The United Nations (UN) Security Council has adopted a resolution today calling on Syria to comply with the Organization for the Prohibition of Chemical Weapons (OPCW) for the destruction of its chemical weapons.
This is the first resolution the UN Security Council has passed on the situation in Syria since April 2012, when it mandated a UN mission to observe the implementation of a ceasefire plan. Despite the clear failure of this proposed ceasefire, resulting in now over 100,000 deaths and more than 2 million Syrian refugees, the UN Security Council has since failed to take any appropriate action.
Although the destruction of chemical weapons is important, the resolution that was adopted today falls terribly short of ensuring the protection of Syria’s population from the attacks and crimes that continue everyday. In particular, FIDH condemns the fact that this resolution does not establish any mechanisms of accountability for the international crimes perpetrated against the Syrian people.
“If those most responsible for the international crimes committed in Syria are not brought to justice, this will be a tacit endorsement for escalating massacres and other international crimes,” stated Karim Lahidji, President of FIDH.
Human rights groups, including FIDH, have been urging the UN Security Council for over 2 years to refer the situation in Syria to the International Criminal Court (ICC) . This was echoed in a letter addressed to the UN Security Council on 14 January 2013 by Switzerland and co-signed by 56 other countries .
The UN High Commissioner for Human Rights has also repeatedly called for an ICC referral in the case of Syria, and several heads of state again insisted on accountability in Syria during the UN General Assembly held this past week in New York. Nevertheless, the UN Security Council continues to ignore these urgent calls.
“By refusing to include a referral to the ICC or any other accountability mechanism in today’s resolution, the UN Security Council has again failed to put an end to the cycle of violence in Syria,” Karim Lahidji added.
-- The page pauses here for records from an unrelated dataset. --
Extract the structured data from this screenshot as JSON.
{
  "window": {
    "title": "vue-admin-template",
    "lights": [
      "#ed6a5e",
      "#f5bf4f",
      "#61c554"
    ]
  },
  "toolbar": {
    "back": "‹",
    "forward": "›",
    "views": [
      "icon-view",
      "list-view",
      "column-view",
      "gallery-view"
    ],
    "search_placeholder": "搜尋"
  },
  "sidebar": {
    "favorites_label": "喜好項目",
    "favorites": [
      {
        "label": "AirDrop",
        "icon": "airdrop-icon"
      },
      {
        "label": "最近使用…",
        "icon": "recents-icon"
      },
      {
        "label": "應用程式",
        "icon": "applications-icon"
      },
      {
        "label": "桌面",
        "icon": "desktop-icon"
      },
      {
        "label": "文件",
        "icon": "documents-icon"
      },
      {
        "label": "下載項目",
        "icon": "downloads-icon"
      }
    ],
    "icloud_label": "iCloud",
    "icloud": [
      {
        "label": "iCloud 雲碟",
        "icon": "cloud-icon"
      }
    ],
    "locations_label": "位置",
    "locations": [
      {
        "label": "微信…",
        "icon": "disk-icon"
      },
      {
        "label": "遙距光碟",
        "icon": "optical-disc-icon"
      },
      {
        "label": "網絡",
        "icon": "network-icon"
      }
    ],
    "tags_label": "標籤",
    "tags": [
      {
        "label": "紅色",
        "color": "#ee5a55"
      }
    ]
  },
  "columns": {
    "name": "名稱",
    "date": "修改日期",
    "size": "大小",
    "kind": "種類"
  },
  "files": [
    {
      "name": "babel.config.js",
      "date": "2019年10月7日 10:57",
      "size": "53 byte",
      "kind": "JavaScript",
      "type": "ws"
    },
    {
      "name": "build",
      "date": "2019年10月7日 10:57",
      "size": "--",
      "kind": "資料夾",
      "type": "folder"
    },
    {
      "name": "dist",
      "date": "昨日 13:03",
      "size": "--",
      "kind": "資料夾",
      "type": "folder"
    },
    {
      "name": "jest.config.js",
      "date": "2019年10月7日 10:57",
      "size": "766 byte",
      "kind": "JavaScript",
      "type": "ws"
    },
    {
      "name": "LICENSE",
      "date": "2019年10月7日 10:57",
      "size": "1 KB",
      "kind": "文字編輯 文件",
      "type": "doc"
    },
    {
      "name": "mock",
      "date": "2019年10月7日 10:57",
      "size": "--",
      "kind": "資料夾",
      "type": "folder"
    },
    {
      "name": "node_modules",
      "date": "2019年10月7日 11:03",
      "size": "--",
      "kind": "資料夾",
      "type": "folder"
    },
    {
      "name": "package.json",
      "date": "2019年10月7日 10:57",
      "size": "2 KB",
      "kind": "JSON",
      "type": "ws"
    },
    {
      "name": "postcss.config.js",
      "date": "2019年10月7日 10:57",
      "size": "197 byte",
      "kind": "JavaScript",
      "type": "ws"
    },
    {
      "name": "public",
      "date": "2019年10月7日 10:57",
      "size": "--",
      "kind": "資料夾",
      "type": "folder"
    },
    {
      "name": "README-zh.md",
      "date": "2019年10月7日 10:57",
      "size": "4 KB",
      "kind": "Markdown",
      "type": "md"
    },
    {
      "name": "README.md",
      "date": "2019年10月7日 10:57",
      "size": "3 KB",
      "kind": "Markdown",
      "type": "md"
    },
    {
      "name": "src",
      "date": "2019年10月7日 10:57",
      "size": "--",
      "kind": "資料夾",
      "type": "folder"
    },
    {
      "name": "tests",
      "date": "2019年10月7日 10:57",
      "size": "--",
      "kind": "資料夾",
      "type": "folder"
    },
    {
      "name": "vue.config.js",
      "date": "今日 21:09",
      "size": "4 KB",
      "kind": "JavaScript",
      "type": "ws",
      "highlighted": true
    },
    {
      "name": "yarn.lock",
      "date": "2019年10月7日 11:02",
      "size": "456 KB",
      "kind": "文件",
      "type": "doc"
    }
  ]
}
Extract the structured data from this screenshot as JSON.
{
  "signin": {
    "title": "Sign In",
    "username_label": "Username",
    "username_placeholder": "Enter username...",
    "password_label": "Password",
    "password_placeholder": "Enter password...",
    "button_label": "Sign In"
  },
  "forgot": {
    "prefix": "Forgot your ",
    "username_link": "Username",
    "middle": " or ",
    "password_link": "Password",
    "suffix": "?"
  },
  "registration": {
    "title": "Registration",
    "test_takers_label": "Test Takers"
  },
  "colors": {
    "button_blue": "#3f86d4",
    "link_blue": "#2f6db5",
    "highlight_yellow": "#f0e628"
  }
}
Although today’s resolution does state that those responsible for the use of chemical weapons “should be held accountable,” it includes no actual mechanisms for accountability. FIDH again insists that the UN Security Council must adopt concrete measures to ensure justice for Syria’s victims and the prevention of future crimes.